__DIRECTIONS__. Scanning the entries below, copy every line that contains the word "Bookkeeper".

----

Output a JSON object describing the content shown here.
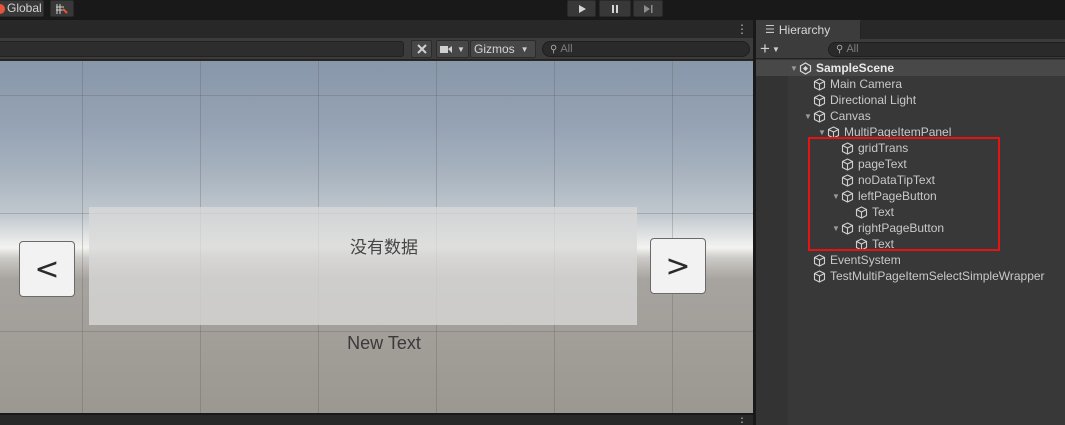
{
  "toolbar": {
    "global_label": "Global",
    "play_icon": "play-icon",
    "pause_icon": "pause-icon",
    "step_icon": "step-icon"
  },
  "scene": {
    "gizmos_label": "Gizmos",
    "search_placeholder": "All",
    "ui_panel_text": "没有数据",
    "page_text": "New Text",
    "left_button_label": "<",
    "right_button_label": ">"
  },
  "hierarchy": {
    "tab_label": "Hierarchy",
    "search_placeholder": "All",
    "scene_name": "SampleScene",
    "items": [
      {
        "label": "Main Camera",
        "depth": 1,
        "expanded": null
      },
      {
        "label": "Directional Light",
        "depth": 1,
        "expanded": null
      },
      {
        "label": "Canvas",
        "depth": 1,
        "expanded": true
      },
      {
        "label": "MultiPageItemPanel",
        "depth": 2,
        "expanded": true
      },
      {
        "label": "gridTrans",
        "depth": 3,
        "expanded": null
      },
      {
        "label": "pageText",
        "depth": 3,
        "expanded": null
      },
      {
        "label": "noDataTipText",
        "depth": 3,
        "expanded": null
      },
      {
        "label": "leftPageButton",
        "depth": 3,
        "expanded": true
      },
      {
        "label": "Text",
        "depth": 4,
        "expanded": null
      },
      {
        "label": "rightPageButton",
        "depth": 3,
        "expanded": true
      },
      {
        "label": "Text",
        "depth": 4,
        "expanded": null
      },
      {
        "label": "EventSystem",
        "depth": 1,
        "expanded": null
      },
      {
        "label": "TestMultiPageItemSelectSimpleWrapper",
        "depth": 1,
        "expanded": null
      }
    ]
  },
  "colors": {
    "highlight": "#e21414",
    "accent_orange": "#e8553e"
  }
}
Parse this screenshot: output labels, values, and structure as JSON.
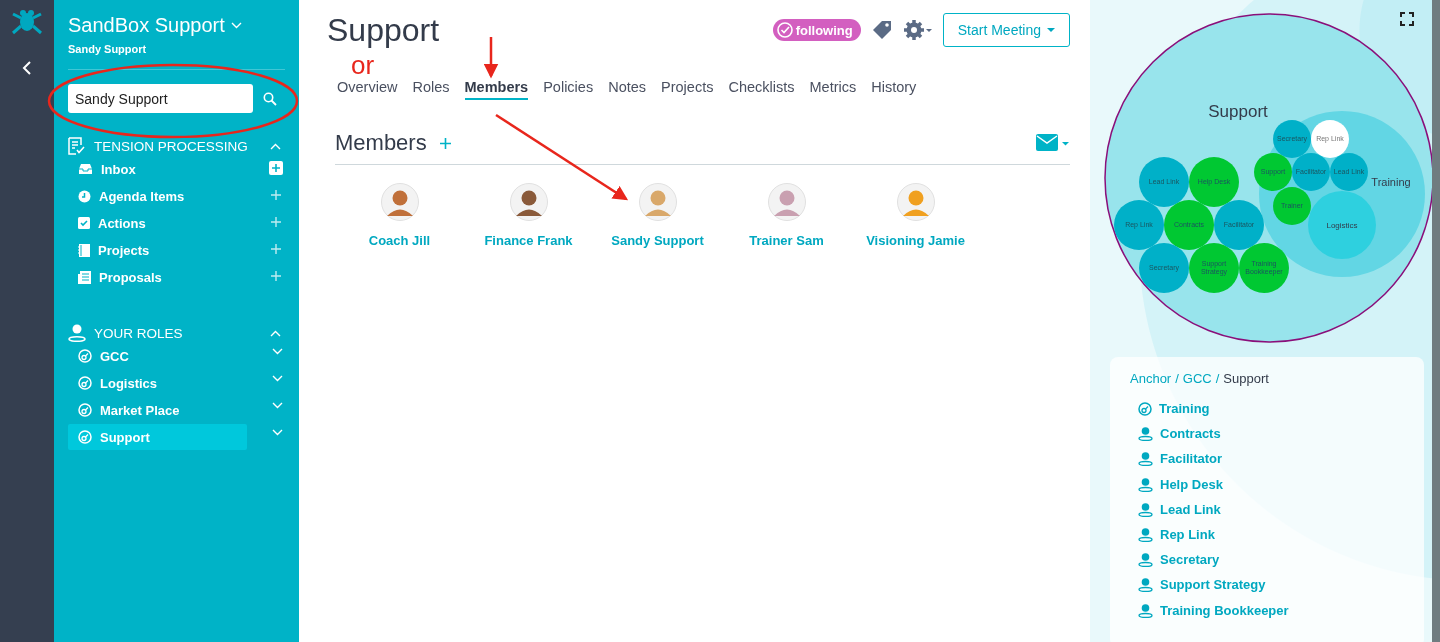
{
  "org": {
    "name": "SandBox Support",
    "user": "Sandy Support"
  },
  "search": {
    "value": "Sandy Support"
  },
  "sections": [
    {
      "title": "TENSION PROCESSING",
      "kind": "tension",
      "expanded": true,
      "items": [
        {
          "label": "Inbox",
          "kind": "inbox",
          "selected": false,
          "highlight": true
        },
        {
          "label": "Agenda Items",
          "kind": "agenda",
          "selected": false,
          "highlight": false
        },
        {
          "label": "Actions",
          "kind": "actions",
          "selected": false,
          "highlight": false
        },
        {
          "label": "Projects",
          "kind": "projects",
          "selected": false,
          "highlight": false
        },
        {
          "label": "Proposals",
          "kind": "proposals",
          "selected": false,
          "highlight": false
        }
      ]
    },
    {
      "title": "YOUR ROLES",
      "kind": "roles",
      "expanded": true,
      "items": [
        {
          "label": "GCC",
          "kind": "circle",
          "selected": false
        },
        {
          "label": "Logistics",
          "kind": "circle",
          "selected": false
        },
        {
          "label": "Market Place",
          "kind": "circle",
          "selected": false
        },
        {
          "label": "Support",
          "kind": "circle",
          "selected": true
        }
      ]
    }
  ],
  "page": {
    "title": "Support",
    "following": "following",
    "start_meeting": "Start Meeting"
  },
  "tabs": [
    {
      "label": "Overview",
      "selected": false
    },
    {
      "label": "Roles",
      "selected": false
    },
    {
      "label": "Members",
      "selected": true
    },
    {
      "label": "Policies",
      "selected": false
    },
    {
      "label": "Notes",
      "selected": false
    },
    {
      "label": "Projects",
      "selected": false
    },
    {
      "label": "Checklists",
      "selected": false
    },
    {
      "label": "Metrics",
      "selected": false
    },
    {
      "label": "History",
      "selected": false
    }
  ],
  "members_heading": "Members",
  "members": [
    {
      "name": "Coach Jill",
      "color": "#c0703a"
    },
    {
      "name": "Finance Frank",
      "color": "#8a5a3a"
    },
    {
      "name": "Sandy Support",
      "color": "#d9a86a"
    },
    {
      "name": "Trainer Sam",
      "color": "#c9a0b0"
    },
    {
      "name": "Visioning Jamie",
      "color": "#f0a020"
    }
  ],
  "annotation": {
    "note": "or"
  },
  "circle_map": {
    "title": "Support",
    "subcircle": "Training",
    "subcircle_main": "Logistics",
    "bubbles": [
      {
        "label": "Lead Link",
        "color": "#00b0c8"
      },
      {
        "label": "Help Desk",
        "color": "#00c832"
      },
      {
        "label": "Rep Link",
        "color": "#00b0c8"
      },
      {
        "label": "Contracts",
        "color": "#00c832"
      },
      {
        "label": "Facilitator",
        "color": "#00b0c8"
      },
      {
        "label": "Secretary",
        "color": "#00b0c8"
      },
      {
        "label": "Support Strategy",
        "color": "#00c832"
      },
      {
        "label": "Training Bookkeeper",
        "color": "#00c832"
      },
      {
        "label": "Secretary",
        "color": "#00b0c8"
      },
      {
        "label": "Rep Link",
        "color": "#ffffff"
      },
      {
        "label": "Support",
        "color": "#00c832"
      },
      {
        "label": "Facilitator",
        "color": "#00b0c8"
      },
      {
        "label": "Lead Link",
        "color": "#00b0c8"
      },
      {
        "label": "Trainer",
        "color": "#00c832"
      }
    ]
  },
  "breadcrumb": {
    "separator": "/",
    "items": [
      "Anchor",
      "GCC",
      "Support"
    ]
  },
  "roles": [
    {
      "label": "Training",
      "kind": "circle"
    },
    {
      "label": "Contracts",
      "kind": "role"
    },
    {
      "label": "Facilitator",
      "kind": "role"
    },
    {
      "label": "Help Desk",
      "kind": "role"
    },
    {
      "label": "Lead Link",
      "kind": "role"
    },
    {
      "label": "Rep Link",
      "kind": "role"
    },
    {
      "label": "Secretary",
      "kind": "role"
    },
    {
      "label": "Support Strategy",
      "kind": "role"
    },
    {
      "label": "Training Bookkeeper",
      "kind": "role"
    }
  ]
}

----

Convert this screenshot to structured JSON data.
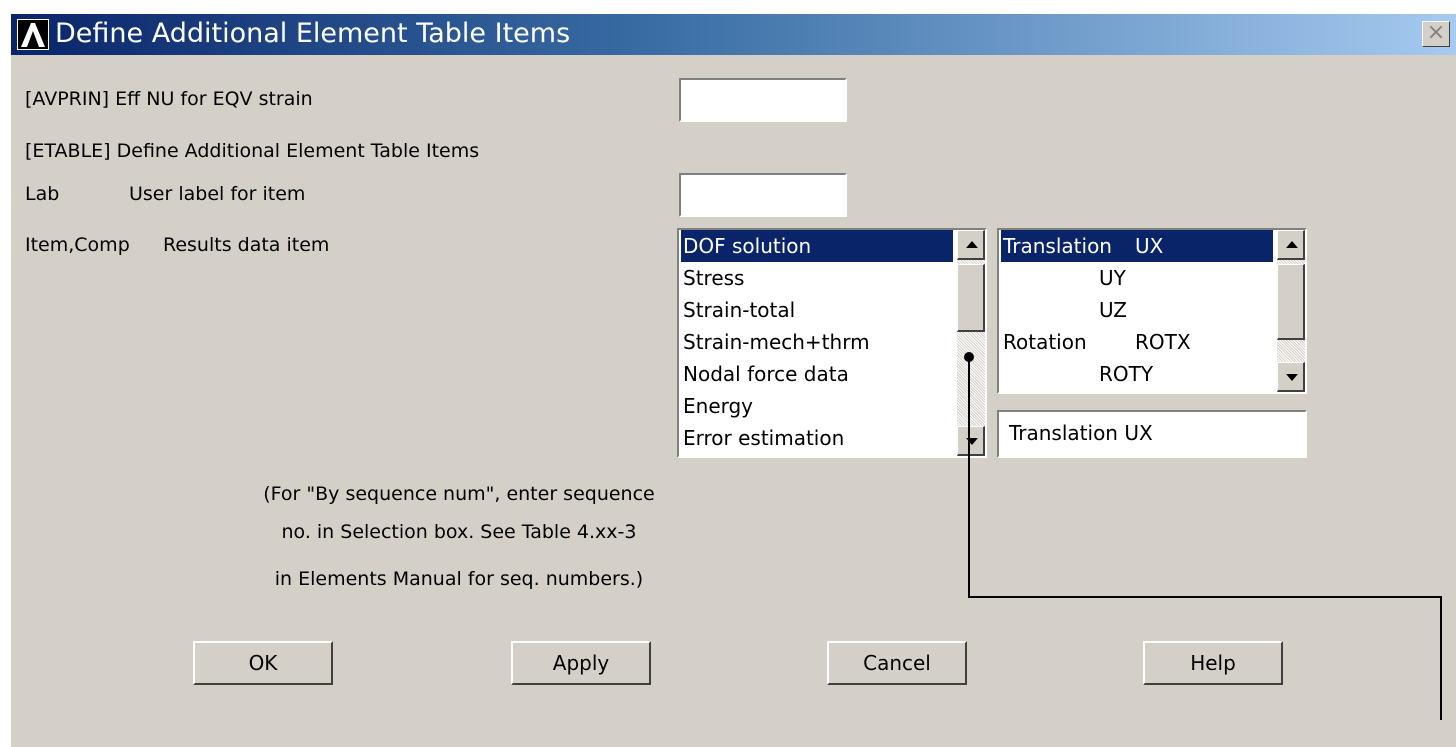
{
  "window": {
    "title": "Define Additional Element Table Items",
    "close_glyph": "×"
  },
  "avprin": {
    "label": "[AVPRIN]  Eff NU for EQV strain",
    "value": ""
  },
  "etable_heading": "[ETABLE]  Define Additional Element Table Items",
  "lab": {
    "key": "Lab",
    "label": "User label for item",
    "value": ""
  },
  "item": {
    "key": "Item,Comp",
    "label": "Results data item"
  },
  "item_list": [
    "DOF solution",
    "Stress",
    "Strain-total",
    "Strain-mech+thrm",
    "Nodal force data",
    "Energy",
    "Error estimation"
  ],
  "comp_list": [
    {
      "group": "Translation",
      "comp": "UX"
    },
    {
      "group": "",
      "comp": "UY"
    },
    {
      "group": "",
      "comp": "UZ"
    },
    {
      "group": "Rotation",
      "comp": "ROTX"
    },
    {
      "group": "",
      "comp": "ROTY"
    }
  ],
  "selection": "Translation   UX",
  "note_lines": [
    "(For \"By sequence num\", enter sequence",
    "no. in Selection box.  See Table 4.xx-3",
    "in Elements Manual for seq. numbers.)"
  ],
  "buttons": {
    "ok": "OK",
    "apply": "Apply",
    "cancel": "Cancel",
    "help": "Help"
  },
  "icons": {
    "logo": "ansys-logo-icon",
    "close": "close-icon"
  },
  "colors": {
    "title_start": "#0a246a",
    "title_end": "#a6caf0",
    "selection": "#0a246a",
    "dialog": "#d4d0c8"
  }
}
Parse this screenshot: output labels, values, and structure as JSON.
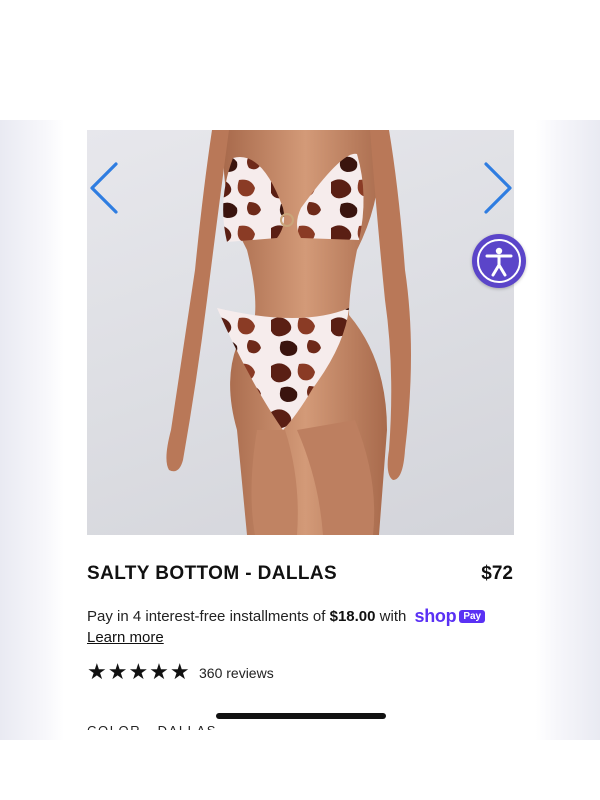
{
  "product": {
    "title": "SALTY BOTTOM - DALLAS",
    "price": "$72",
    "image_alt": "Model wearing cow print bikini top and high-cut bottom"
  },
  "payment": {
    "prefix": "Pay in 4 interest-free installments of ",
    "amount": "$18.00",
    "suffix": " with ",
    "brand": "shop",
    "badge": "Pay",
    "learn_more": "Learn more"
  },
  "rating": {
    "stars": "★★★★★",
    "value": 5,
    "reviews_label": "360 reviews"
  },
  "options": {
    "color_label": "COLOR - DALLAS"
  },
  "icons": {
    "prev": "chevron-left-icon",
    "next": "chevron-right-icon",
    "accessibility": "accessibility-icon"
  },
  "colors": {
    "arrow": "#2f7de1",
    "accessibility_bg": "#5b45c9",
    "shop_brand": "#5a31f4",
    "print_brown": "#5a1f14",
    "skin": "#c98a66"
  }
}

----

__SOLUTION__.
        "label": "Training Bookkeeper",
      "label": "Training Bookkeeper",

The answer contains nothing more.